Thus was the humble beginning of the 401(k), which over the years has become a wildly popular savings program and a huge storehouse of national wealth. Some 48 million American workers now have 401(k) plans worth more than $1.3 trillion.
"I knew it would be big," said Benna, who now does retirement consulting from this central Pennsylvania town. "Of course, I stopped projecting in the billions--I never got to the trillions."
Benna remains a mover and shaker in the retirement-account world. He contributes regularly to publications and heads the 401(k) Assn., which promotes the retirement plans and lobbies Congress to oppose laws that would add more regulations.

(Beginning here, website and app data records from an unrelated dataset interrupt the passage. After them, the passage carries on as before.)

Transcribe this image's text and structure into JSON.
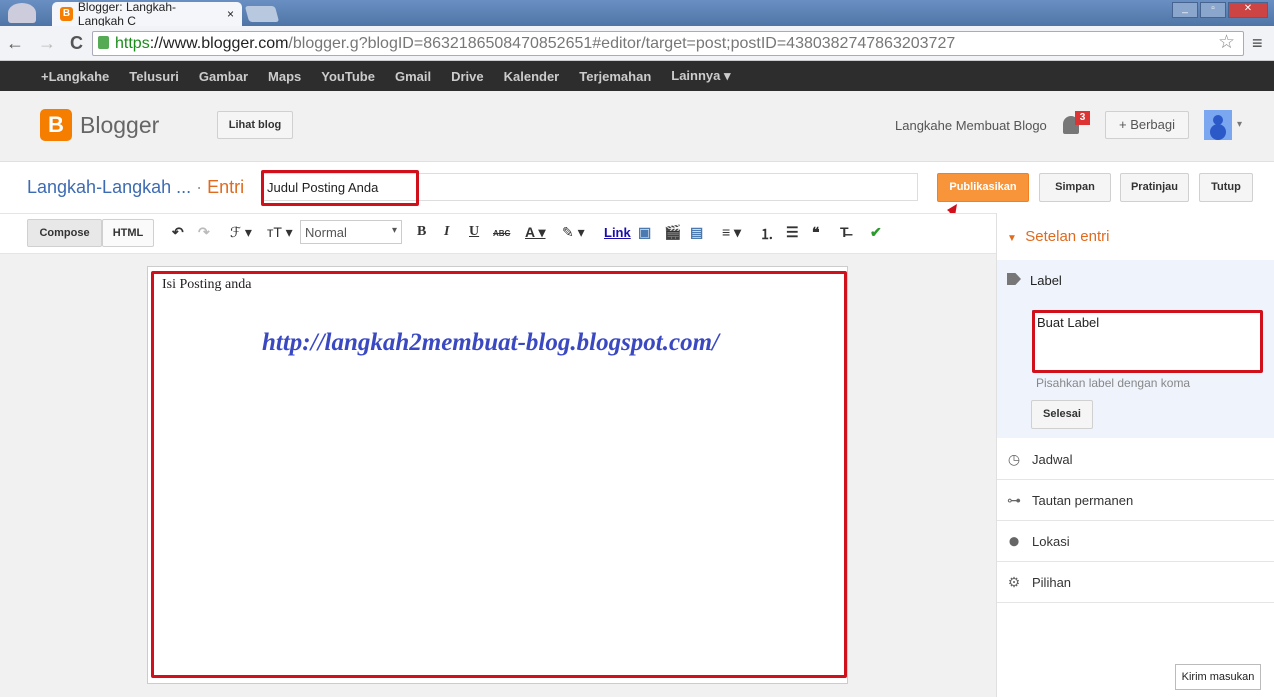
{
  "browser": {
    "tab_title": "Blogger: Langkah-Langkah C",
    "tab_close": "×",
    "url_scheme": "https",
    "url_host": "://www.blogger.com",
    "url_path": "/blogger.g?blogID=8632186508470852651#editor/target=post;postID=4380382747863203727",
    "nav": {
      "back": "←",
      "forward": "→",
      "reload": "C"
    },
    "star": "☆",
    "menu": "≡"
  },
  "gbar": [
    "+Langkahe",
    "Telusuri",
    "Gambar",
    "Maps",
    "YouTube",
    "Gmail",
    "Drive",
    "Kalender",
    "Terjemahan",
    "Lainnya ▾"
  ],
  "header": {
    "logo_letter": "B",
    "logo_text": "Blogger",
    "view_blog": "Lihat blog",
    "blog_name": "Langkahe Membuat Blogo",
    "notifications": "3",
    "share": "+ Berbagi",
    "avatar_caret": "▾"
  },
  "editor": {
    "breadcrumb": "Langkah-Langkah ...",
    "breadcrumb_sep": " · ",
    "breadcrumb_section": "Entri",
    "title_value": "Judul Posting Anda",
    "buttons": {
      "publish": "Publikasikan",
      "save": "Simpan",
      "preview": "Pratinjau",
      "close": "Tutup"
    },
    "modes": {
      "compose": "Compose",
      "html": "HTML"
    },
    "toolbar": {
      "undo": "↶",
      "redo": "↷",
      "font": "ℱ ▾",
      "size": "тT ▾",
      "format": "Normal",
      "format_caret": "▾",
      "bold": "B",
      "italic": "I",
      "underline": "U",
      "strike": "ABC",
      "textcolor": "A ▾",
      "highlight": "✎ ▾",
      "link": "Link",
      "image": "▣",
      "video": "🎬",
      "jump": "▤",
      "align": "≡ ▾",
      "ol": "⒈",
      "ul": "☰",
      "quote": "❝",
      "clear": "T̶",
      "spell": "✔"
    },
    "body_text": "Isi Posting anda",
    "watermark": "http://langkah2membuat-blog.blogspot.com/"
  },
  "sidebar": {
    "heading": "Setelan entri",
    "label_title": "Label",
    "label_value": "Buat Label",
    "label_hint": "Pisahkan label dengan koma",
    "done": "Selesai",
    "items": [
      {
        "icon": "clock-icon",
        "glyph": "◷",
        "label": "Jadwal"
      },
      {
        "icon": "link-icon",
        "glyph": "⊶",
        "label": "Tautan permanen"
      },
      {
        "icon": "location-icon",
        "glyph": "⬤",
        "label": "Lokasi"
      },
      {
        "icon": "gear-icon",
        "glyph": "⚙",
        "label": "Pilihan"
      }
    ]
  },
  "feedback": "Kirim masukan",
  "colors": {
    "accent": "#f57d00",
    "publish": "#f8953a",
    "link": "#3d6bb3",
    "annotation": "#d0101a"
  }
}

He's also an open advocate of unrestricted employee choice in directing their 401(k)s, which he sees as a win-win situation--workers make their own investment decisions, and employers are relieved of legal exposure.
"It's your money," he said. "You should have the choice, the control, and the employer shouldn't be liable."

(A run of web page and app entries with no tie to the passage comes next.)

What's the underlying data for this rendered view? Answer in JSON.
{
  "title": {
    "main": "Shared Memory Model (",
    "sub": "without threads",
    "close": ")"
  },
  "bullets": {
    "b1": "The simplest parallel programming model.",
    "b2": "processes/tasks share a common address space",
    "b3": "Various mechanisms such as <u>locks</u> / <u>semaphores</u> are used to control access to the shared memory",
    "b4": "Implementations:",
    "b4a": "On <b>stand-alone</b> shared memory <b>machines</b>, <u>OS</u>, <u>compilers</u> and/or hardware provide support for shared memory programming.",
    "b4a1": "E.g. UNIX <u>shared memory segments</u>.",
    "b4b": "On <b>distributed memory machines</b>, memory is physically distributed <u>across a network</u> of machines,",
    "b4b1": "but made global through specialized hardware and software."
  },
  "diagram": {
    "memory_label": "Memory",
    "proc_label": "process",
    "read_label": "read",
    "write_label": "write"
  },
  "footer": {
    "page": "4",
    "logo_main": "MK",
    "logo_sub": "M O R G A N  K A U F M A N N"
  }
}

The 401(k) idea, as popular as it is now, didn't catch on right away.
Benna's first proposals were to a Philadelphia bank and a couple of insurance companies, but they fell flat. So he made a guinea pig out of the Johnson Cos., a suburban Philadelphia employee benefits company where he was a partner. He persuaded some of the company's workers to try his idea, and their first contributions were made in January 1981.
By adding a company match--not discussed in the tax code change--Benna thought he could encourage low-wage employees to participate. This was key, for under Section 401(k), the amount high-wage earners could put into their accounts was pegged to how much the lesser paid workers contributed.
Benna's invention has revolutionized personal finance, transforming participants from simple benefit recipients to active managers of their retirement plans. For many employees, their 401(k) is their largest asset.
"It has not only increased people's awareness of saving for retirement, I think it has changed their orientation," said Laurie Fleischman, vice president of marketing at Diversified Investment Advisers, a retirement consulting company based in Purchase, N.Y. "The typical employee now sees himself more as a consumer of [financial] information."
Much of that awareness, Benna says, stems from the evolution of the 401(k) plan itself.
Employees contribute pretax dollars, and most companies match at least a portion of the employee's contribution. Investment earnings are tax-deferred until retirement, and employees can take their 401(k) with them when they change jobs. They can also borrow from their accounts and repay the loan with interest, and funds may be withdrawn to pay uninsured medical bills and certain other hardship expenses.
For employers, a 401(k) program can help attract and keep workers, and can be a less costly alternative to a traditional pension plan, particularly for small companies.
In early plans, contributions were managed by the employer. Employees eventually were given the option of directing their investments into broadly defined categories, and now most can select from a variety of specific funds.
But employers still choose the funds offered to employees and the company that administrates the plan. That leaves employers open to lawsuits when they change plan administrators and open to criticism about limited choices for workers.
"No one mutual fund family does everything the best," said John Fletcher, who administered the first 401(k) plan for the Johnson Cos. and now is a consultant with Jamison, Pa.-based Plan Advisory Services.
"They may be good value managers, they may be good bond managers. One fund may be better in international funds, another in small caps. But I've never seen one fund family do everything great. So why not have the ability as a participant to pick the best of the best?"
Benna predicts that unrestricted choice is where the 401(k) is headed. In the next 10 years, he expects employers to get out of 401(k) administration altogether, giving employees complete choice over how to invest their funds.